Minnesotans are blessed by the state of the state’s budget. Legislators can focus on what to do with extra money, instead of struggling with what services to cut. Though there are differences between them, Gov. Mark Dayton and House Speaker Kurt Daudt both are right on an important aspect of the most important fiscal challenge facing Minnesota. And the split in party control holds out hope for a compromise that could benefit all Minnesotans for decades to come.

The challenge is how to fund transportation for the long term. Minnesota’s transportation funding mechanism, the gas tax dedicated to road funding, no longer suffices to meet the state’s transportation needs. Minnesota needs more investment in transportation now, and a long-term solution.

Dayton is right that just spending some of the surplus on transportation would not solve the long-term problem. Daudt is right that the increased gas tax should get no further consideration, and that general fund revenues should help fund transportation.

Here is my hope for a compromise. First, split the surplus into an amount for additional spending (some of it on transportation) and an amount for the long term, parking the latter in the budget reserve until the completion of step two, details of which are below. This would mean no tax cut this year, but maybe one next year, which is when it would matter for election purposes anyway. I suggest that the budget reserve get all of the dollars that would otherwise be spent on tax cuts.

Increasing the reserve would be a good idea for several reasons. First, it has never been adequately funded, given Minnesota’s boom-or-bust revenue system, presently in boom phase. Roughly 5 percent of biennial spending has long been considered reasonable, suggesting a reserve of about $2 billion, a considerable increase. Second, the Republicans do not want to spend all of the money on government services. Third, the DFLers do want to spend all of the money on government services. Fourth, it will take a little time to complete step two. Fifth, Minnesota would be better protected for the near future in the event of an economic downturn.

The second step is to create a forum — through joint legislative hearings, an executive branch effort or a commission — for individuals, organizations, and government officials and agencies to come forward with ideas for how to solve the transportation funding problem for the long term, which could include as much redesign of Minnesota’s state-local fiscal system as anyone wants to suggest. I would bring a comprehensive plan forward, and am confident that others would, too. Minnesota has a serious structural problem because its nearly 100-year-old method for funding transportation no longer works, and legislators and the governor might benefit from a burst of creative thinking applied to solving that problem.

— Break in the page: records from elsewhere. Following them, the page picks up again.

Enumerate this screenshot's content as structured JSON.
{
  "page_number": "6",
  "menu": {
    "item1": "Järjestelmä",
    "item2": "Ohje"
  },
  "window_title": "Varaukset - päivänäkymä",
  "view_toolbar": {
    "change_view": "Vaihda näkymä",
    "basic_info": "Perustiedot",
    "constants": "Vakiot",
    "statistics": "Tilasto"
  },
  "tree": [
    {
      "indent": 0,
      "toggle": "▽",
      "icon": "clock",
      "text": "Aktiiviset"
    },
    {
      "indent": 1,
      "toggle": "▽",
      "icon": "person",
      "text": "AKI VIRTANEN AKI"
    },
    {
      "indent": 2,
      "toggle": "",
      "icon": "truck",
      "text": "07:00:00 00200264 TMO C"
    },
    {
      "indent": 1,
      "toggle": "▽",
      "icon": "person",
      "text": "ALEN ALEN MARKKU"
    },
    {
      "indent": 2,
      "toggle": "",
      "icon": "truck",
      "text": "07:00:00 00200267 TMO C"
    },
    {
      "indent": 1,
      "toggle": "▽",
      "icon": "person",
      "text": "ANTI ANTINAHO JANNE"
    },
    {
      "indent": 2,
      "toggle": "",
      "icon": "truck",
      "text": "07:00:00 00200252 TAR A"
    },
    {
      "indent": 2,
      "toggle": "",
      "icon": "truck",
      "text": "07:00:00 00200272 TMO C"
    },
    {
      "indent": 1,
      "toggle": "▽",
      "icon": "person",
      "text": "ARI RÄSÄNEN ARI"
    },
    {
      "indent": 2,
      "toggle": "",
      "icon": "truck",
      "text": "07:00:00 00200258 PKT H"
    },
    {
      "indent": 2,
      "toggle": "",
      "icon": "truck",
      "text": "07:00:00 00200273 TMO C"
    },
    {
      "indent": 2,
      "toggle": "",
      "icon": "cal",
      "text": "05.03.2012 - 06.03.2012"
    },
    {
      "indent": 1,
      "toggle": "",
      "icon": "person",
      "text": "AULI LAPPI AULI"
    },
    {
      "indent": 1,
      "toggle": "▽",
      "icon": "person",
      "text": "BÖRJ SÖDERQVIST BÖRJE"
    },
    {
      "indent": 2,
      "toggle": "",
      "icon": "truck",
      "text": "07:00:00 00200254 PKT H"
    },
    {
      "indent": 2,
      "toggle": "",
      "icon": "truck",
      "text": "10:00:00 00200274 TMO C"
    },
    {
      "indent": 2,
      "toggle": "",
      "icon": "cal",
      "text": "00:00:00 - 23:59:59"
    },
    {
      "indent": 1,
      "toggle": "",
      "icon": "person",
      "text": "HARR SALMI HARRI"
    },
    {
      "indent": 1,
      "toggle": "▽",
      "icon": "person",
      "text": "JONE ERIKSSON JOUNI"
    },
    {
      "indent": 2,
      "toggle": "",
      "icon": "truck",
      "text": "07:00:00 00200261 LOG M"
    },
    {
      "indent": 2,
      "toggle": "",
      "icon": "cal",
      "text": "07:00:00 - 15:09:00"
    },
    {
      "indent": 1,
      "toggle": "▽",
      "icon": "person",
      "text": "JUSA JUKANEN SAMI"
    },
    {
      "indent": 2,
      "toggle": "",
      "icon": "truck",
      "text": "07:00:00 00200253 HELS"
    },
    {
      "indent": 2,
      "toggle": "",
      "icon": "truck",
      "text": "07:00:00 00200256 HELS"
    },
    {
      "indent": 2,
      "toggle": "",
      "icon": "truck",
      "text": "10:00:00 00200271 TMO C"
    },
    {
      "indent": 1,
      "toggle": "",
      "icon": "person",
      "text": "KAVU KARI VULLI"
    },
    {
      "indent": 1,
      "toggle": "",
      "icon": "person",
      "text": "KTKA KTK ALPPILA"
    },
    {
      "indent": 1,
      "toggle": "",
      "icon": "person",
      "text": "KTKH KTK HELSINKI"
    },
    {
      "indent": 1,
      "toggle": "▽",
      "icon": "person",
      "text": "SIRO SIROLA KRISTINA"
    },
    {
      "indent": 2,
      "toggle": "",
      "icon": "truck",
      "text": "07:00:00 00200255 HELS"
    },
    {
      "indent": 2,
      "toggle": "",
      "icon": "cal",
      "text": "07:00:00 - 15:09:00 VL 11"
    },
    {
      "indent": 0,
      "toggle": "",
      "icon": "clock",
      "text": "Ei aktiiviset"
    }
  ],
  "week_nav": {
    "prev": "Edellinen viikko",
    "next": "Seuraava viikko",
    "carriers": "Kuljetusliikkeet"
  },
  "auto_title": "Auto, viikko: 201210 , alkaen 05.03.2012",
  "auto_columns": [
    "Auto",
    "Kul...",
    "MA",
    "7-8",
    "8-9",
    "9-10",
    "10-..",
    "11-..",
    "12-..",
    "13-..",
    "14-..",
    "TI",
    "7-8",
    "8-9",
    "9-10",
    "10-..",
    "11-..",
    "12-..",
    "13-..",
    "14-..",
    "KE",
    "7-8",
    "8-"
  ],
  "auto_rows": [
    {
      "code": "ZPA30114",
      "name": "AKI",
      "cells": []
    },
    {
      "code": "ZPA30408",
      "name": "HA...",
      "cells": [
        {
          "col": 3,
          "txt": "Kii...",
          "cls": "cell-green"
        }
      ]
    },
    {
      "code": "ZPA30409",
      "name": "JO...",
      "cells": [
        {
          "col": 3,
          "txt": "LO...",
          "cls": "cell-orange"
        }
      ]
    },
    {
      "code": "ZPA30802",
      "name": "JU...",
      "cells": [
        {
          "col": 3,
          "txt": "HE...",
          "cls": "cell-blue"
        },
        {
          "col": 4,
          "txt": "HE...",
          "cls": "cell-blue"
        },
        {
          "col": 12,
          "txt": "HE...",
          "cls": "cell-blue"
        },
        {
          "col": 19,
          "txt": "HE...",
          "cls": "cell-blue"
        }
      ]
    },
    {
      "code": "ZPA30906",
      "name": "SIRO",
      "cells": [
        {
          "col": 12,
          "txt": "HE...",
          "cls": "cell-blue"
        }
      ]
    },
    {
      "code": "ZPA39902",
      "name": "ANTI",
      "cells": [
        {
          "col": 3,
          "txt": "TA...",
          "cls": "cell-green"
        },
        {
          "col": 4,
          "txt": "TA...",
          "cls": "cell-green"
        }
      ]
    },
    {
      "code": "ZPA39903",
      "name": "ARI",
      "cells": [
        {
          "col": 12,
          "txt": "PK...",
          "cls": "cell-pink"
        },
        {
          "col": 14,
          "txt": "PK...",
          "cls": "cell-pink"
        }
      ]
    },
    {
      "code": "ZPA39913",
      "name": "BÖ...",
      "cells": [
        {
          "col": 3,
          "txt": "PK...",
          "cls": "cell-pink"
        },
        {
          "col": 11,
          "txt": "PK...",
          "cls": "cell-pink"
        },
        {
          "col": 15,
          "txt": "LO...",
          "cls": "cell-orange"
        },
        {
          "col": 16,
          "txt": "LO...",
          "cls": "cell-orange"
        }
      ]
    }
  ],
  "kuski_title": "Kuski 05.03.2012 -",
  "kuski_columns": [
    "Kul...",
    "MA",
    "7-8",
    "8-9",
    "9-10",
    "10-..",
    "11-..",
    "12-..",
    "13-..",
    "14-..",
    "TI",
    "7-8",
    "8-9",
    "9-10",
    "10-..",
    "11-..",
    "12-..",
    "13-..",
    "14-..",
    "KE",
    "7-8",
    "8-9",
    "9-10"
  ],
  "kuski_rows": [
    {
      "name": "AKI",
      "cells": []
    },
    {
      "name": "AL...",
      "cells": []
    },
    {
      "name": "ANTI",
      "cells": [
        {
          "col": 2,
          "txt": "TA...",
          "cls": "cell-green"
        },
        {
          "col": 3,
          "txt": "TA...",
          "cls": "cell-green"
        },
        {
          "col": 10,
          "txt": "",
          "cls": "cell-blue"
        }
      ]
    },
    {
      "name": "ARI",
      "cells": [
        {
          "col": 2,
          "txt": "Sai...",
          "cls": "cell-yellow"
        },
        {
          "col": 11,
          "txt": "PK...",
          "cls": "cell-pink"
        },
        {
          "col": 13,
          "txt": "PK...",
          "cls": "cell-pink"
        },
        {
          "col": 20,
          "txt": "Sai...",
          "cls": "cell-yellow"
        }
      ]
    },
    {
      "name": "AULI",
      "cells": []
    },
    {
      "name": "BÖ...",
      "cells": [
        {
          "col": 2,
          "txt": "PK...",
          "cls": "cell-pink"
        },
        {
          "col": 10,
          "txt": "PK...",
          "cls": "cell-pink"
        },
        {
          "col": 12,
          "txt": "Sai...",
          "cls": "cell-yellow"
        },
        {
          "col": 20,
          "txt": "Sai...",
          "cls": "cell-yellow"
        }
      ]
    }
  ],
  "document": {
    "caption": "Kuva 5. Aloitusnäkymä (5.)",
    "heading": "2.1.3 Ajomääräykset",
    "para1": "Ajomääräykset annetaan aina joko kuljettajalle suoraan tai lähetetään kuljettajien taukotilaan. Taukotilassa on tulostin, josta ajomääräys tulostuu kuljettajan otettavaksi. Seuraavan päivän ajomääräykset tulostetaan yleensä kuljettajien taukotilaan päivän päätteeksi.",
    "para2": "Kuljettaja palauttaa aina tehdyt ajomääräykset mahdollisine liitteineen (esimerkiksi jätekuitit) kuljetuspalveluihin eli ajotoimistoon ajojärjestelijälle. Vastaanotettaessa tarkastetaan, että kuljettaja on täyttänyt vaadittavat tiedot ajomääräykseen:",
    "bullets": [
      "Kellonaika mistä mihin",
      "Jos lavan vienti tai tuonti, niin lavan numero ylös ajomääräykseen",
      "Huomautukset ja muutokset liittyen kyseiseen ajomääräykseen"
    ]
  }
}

There are two fundamental reasons for undertaking such an effort instead of “solving” the problem in the usual end-of-session fashion that parcels out money without changing anything else. First, the quantification of funding needs by the Minnesota Department of Transportation (MnDOT) seemingly lacks credibility, judging solely from the range of transportation spending proposals. A public discussion of what those needs are might bring legislators and the governor closer together. My plan would temper MnDOT’s inevitable dreams by engaging local governments through the property tax to a greater extent in determining what transportation infrastructure should be built. This could be done without pushing property taxes too high, because they would be used less for other purposes. My plan would also vastly broaden the consumer sales tax base, cut the rate and allow for gas tax repeal by extending the sales tax to gas.

The second reason for such an effort is that the new wholesale gas tax selected by transportation advocates a year or more ago as their solution to the problem is a bad idea. It’s understandable that those wanting more money for transportation would look to the traditional source, the gas tax, and try a new twist on it in the hope that it would be more acceptable than increasing the retail-level tax. Daudt has now cast reasonable doubt on that proposition, and for good reason, because the gas tax is a real loser — no longer a good user fee, regressive, ineffective in fighting climate change, and seemingly discriminatory against Greater Minnesota residents. Minnesota can and should do better. Under the compromise I recommend, the chances are Minnesota soon would do better because a lot of smart people would focus, laserlike, on how to do better and provide legislators and the governor with a menu of possibilities for their consideration.

 

John P. James is a senior fellow with the Center for Policy Studies and an attorney who was Minnesota’s commissioner of revenue from 1987 to 1991 under Gov. Rudy Perpich.